The space was vast, with high ceilings that must have been at least 20 feet tall, and the white walls served as a blank canvas for the explosion of colors and emotions that the art conveyed. The first piece that caught my eye was a large canvas, easily six by eight feet, splashed with a kaleidoscope of colors that depicted the streets of Havana. The artist had captured the city's rhythm, its pulsating life, and the resilience of its people in a way that was almost palpable.

As I moved through the gallery, each piece offered a unique window into the Cuban experience. There was a series of smaller mixed-media works, no larger than 12 by 12 inches each, that combined photography with layers of paint and textured paper. They told stories of tradition and change, a reflection of the island's complex history and the indomitable spirit of its inhabitants.

One installation particularly captivated me. It was an interactive piece where viewers were encouraged to walk through a reconstructed Cuban home, the rooms filled with everyday objects that were transformed into art through the addition of multimedia elements. Televisions played old family videos, while radios emitted a blend of salsa music and historic speeches. The scent of Cuban coffee wafted through the air, completing the multisensory experience.

I was also drawn to a striking sculpture that stood in the center of the room, a life-sized figure made from reclaimed metal and car parts. It was both a homage to the ingenuity required by the embargo's restrictions and a commentary on the resourcefulness of the Cuban people.

The art was not just visual; it was a dialogue, a series of questions and answers about identity, freedom, and expression. Each artist offered a distinct voice, yet there was a harmony in their collective narrative that resonated deeply with me.

After spending hours immersed in the exhibition, I left with a profound sense of admiration for the resilience and creativity of the Cuban art community. The experience wasn't just about seeing art; it was about feeling it, understanding it, and letting it challenge my perceptions. The contemporary Cuban art I saw that day was a testament to the human spirit's ability to flourish under any circumstances, and it's an encounter that continues to inspire me in ways I never expected.

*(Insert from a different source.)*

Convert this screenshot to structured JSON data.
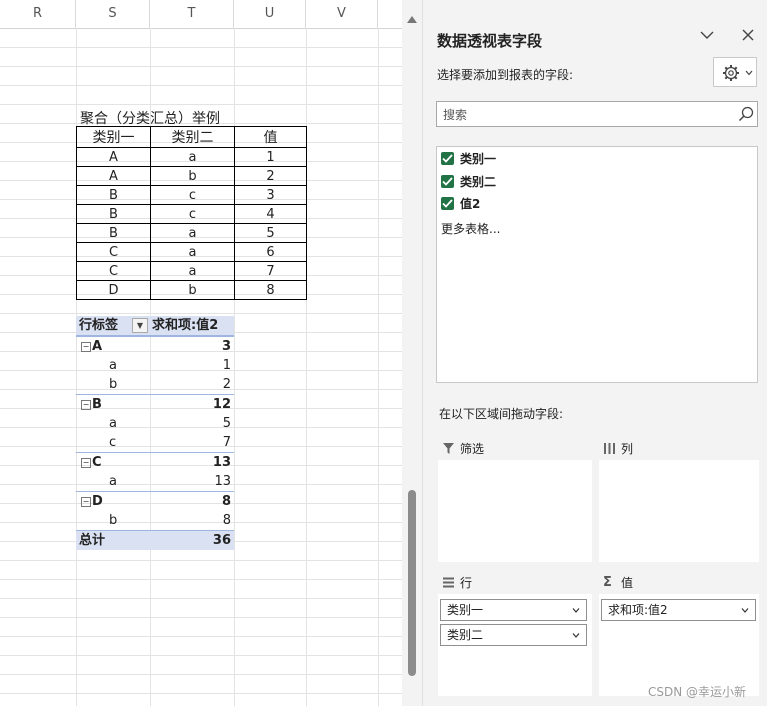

Some of the art had images of fish and it made me want to try fishing on the ocean for something big, fishingforbig.